▸ **PROBLEM REQUIREMENTS**
Print out the entries, word for word.

▸ **RECORDED DATA**
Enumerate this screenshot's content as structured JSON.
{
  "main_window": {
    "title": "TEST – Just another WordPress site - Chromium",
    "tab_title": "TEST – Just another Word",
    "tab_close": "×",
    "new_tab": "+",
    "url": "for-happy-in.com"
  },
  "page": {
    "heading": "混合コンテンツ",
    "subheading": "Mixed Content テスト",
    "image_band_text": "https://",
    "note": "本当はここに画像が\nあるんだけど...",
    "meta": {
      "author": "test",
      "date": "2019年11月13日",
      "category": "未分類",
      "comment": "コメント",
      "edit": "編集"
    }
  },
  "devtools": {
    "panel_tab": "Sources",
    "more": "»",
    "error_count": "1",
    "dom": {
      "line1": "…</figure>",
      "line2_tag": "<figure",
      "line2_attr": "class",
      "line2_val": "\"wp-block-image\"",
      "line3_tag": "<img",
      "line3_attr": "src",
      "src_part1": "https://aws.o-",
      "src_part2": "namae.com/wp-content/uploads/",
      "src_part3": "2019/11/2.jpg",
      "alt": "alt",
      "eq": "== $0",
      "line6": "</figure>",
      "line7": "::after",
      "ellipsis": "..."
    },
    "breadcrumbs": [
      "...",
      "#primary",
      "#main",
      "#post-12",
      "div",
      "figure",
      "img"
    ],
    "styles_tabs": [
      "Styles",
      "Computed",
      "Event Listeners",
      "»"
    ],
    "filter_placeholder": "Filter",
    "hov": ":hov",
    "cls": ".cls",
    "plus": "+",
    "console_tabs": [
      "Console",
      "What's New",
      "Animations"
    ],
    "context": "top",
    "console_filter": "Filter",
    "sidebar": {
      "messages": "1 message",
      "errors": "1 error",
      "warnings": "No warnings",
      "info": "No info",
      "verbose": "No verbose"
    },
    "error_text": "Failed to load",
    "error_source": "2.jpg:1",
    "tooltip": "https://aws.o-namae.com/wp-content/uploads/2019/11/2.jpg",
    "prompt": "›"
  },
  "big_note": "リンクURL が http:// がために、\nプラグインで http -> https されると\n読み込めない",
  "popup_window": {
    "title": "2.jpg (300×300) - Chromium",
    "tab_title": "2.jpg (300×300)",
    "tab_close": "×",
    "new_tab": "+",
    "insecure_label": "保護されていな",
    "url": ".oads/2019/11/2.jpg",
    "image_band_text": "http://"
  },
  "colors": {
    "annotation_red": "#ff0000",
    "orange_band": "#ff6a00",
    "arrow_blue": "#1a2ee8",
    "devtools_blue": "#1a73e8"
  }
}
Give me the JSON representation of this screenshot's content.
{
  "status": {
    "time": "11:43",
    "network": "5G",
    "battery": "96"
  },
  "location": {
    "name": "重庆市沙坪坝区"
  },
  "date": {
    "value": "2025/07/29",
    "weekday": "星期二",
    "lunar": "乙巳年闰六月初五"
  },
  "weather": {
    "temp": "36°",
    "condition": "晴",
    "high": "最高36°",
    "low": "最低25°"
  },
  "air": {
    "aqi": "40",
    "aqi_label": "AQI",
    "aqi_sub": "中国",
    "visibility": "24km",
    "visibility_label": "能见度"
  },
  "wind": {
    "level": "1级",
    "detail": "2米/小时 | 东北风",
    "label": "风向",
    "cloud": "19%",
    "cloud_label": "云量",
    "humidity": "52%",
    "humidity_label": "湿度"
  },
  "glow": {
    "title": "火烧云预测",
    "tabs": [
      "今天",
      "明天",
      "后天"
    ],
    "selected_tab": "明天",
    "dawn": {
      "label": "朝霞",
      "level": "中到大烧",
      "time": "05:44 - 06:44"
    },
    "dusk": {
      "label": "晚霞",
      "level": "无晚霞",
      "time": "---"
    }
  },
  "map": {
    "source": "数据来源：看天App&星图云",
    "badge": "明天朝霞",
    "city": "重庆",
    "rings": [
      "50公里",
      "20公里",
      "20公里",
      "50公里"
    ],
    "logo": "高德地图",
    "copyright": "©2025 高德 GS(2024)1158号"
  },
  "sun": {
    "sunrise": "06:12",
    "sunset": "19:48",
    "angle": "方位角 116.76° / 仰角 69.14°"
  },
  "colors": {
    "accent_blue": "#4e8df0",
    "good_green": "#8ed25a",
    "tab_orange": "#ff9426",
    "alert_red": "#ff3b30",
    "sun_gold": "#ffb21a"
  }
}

▸ **WRITTEN SOLUTION**
Enumerate this screenshot's content as structured JSON.
{
  "main_window": {
    "title": "TEST – Just another WordPress site - Chromium",
    "tab_title": "TEST – Just another Word",
    "tab_close": "×",
    "new_tab": "+",
    "url": "for-happy-in.com"
  },
  "page": {
    "heading": "混合コンテンツ",
    "subheading": "Mixed Content テスト",
    "image_band_text": "https://",
    "note": "本当はここに画像が\nあるんだけど...",
    "meta": {
      "author": "test",
      "date": "2019年11月13日",
      "category": "未分類",
      "comment": "コメント",
      "edit": "編集"
    }
  },
  "devtools": {
    "panel_tab": "Sources",
    "more": "»",
    "error_count": "1",
    "dom": {
      "line1": "…</figure>",
      "line2_tag": "<figure",
      "line2_attr": "class",
      "line2_val": "\"wp-block-image\"",
      "line3_tag": "<img",
      "line3_attr": "src",
      "src_part1": "https://aws.o-",
      "src_part2": "namae.com/wp-content/uploads/",
      "src_part3": "2019/11/2.jpg",
      "alt": "alt",
      "eq": "== $0",
      "line6": "</figure>",
      "line7": "::after",
      "ellipsis": "..."
    },
    "breadcrumbs": [
      "...",
      "#primary",
      "#main",
      "#post-12",
      "div",
      "figure",
      "img"
    ],
    "styles_tabs": [
      "Styles",
      "Computed",
      "Event Listeners",
      "»"
    ],
    "filter_placeholder": "Filter",
    "hov": ":hov",
    "cls": ".cls",
    "plus": "+",
    "console_tabs": [
      "Console",
      "What's New",
      "Animations"
    ],
    "context": "top",
    "console_filter": "Filter",
    "sidebar": {
      "messages": "1 message",
      "errors": "1 error",
      "warnings": "No warnings",
      "info": "No info",
      "verbose": "No verbose"
    },
    "error_text": "Failed to load",
    "error_source": "2.jpg:1",
    "tooltip": "https://aws.o-namae.com/wp-content/uploads/2019/11/2.jpg",
    "prompt": "›"
  },
  "big_note": "リンクURL が http:// がために、\nプラグインで http -> https されると\n読み込めない",
  "popup_window": {
    "title": "2.jpg (300×300) - Chromium",
    "tab_title": "2.jpg (300×300)",
    "tab_close": "×",
    "new_tab": "+",
    "insecure_label": "保護されていな",
    "url": ".oads/2019/11/2.jpg",
    "image_band_text": "http://"
  },
  "colors": {
    "annotation_red": "#ff0000",
    "orange_band": "#ff6a00",
    "arrow_blue": "#1a2ee8",
    "devtools_blue": "#1a73e8"
  }
}
Give me the JSON representation of this screenshot's content.
{
  "status": {
    "time": "11:43",
    "network": "5G",
    "battery": "96"
  },
  "location": {
    "name": "重庆市沙坪坝区"
  },
  "date": {
    "value": "2025/07/29",
    "weekday": "星期二",
    "lunar": "乙巳年闰六月初五"
  },
  "weather": {
    "temp": "36°",
    "condition": "晴",
    "high": "最高36°",
    "low": "最低25°"
  },
  "air": {
    "aqi": "40",
    "aqi_label": "AQI",
    "aqi_sub": "中国",
    "visibility": "24km",
    "visibility_label": "能见度"
  },
  "wind": {
    "level": "1级",
    "detail": "2米/小时 | 东北风",
    "label": "风向",
    "cloud": "19%",
    "cloud_label": "云量",
    "humidity": "52%",
    "humidity_label": "湿度"
  },
  "glow": {
    "title": "火烧云预测",
    "tabs": [
      "今天",
      "明天",
      "后天"
    ],
    "selected_tab": "明天",
    "dawn": {
      "label": "朝霞",
      "level": "中到大烧",
      "time": "05:44 - 06:44"
    },
    "dusk": {
      "label": "晚霞",
      "level": "无晚霞",
      "time": "---"
    }
  },
  "map": {
    "source": "数据来源：看天App&星图云",
    "badge": "明天朝霞",
    "city": "重庆",
    "rings": [
      "50公里",
      "20公里",
      "20公里",
      "50公里"
    ],
    "logo": "高德地图",
    "copyright": "©2025 高德 GS(2024)1158号"
  },
  "sun": {
    "sunrise": "06:12",
    "sunset": "19:48",
    "angle": "方位角 116.76° / 仰角 69.14°"
  },
  "colors": {
    "accent_blue": "#4e8df0",
    "good_green": "#8ed25a",
    "tab_orange": "#ff9426",
    "alert_red": "#ff3b30",
    "sun_gold": "#ffb21a"
  }
}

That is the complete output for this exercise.